## TASK GOAL
Which lines in the records below contain the word "this"? Return each of them.

## DATA EXTRACT
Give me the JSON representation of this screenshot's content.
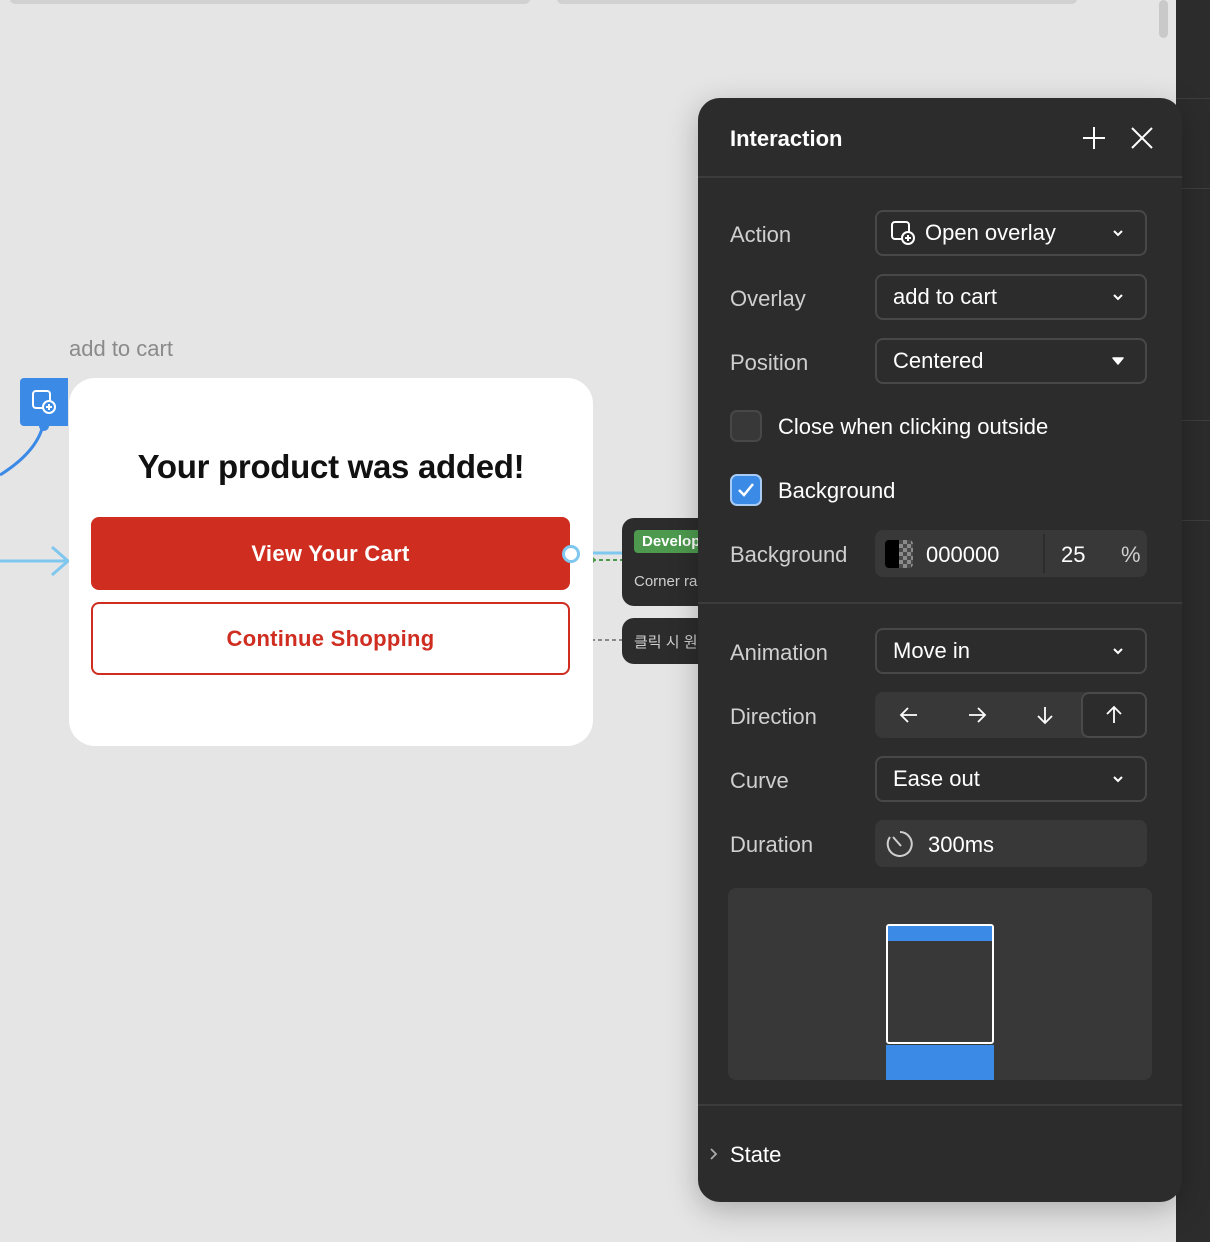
{
  "canvas": {
    "frame_label": "add to cart",
    "card": {
      "title": "Your product was added!",
      "primary_button": "View Your Cart",
      "secondary_button": "Continue Shopping"
    },
    "dev_notes": [
      {
        "tag": "Develop",
        "text": "Corner ra"
      },
      {
        "text": "클릭 시 원"
      }
    ]
  },
  "panel": {
    "title": "Interaction",
    "action": {
      "label": "Action",
      "value": "Open overlay"
    },
    "overlay": {
      "label": "Overlay",
      "value": "add to cart"
    },
    "position": {
      "label": "Position",
      "value": "Centered"
    },
    "close_outside": {
      "label": "Close when clicking outside",
      "checked": false
    },
    "background_toggle": {
      "label": "Background",
      "checked": true
    },
    "background_color": {
      "label": "Background",
      "hex": "000000",
      "opacity": "25",
      "unit": "%"
    },
    "animation": {
      "label": "Animation",
      "value": "Move in"
    },
    "direction": {
      "label": "Direction",
      "options": [
        "left",
        "right",
        "down",
        "up"
      ],
      "selected": "up"
    },
    "curve": {
      "label": "Curve",
      "value": "Ease out"
    },
    "duration": {
      "label": "Duration",
      "value": "300ms"
    },
    "state": {
      "label": "State"
    }
  },
  "colors": {
    "accent": "#3b8ae6",
    "brand_red": "#cf2d20",
    "panel_bg": "#2c2c2c",
    "canvas_bg": "#e5e5e5",
    "dev_tag_green": "#4d9a4f"
  }
}
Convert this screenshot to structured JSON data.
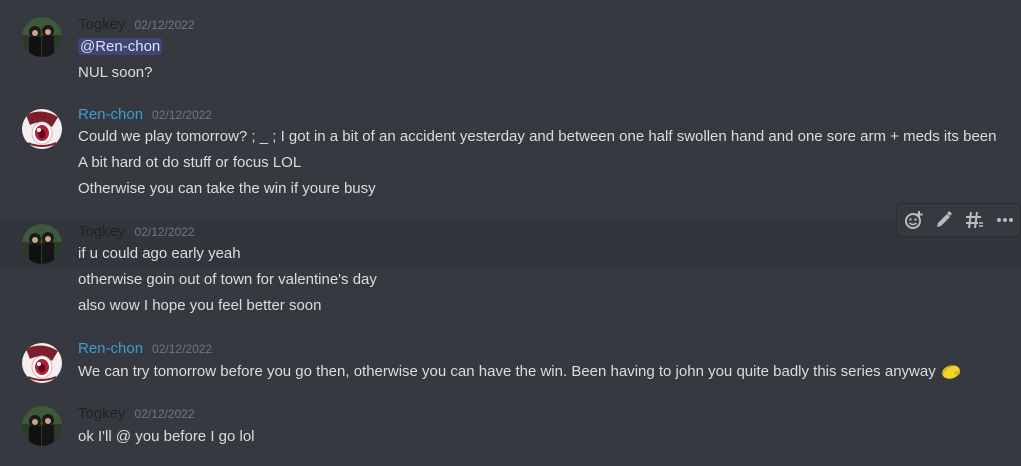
{
  "messages": [
    {
      "author": "Togkey",
      "timestamp": "02/12/2022",
      "lines": [
        {
          "mention": "@Ren-chon"
        },
        {
          "text": "NUL soon?"
        }
      ]
    },
    {
      "author": "Ren-chon",
      "timestamp": "02/12/2022",
      "lines": [
        {
          "text": "Could we play tomorrow? ; _ ; I got in a bit of an accident yesterday and between one half swollen hand and one sore arm + meds its been"
        },
        {
          "text": "A bit hard ot do stuff or focus LOL"
        },
        {
          "text": "Otherwise you can take the win if youre busy"
        }
      ]
    },
    {
      "author": "Togkey",
      "timestamp": "02/12/2022",
      "lines": [
        {
          "text": "if u could ago early yeah"
        },
        {
          "text": "otherwise goin out of town for valentine's day"
        },
        {
          "text": "also wow I hope you feel better soon"
        }
      ]
    },
    {
      "author": "Ren-chon",
      "timestamp": "02/12/2022",
      "lines": [
        {
          "text": "We can try tomorrow before you go then, otherwise you can have the win. Been having to john you quite badly this series anyway",
          "emoji": "lemon-emoji"
        }
      ]
    },
    {
      "author": "Togkey",
      "timestamp": "02/12/2022",
      "lines": [
        {
          "text": "ok I'll @ you before I go lol"
        }
      ]
    }
  ],
  "toolbar": {
    "icons": [
      "add-reaction-icon",
      "edit-pencil-icon",
      "create-thread-icon",
      "more-options-icon"
    ]
  },
  "colors": {
    "background": "#36393f",
    "hover_background": "#32353b",
    "text": "#dcddde",
    "timestamp": "#72767d",
    "ren_name": "#3e9bd6",
    "togkey_name": "#202225",
    "mention_bg": "#4a4f7d"
  }
}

## RESPONSE
Give me the JSON representation of this screenshot's content.
Convert this screenshot to structured JSON data.
          "text": "We can try tomorrow before you go then, otherwise you can have the win. Been having to john you quite badly this series anyway",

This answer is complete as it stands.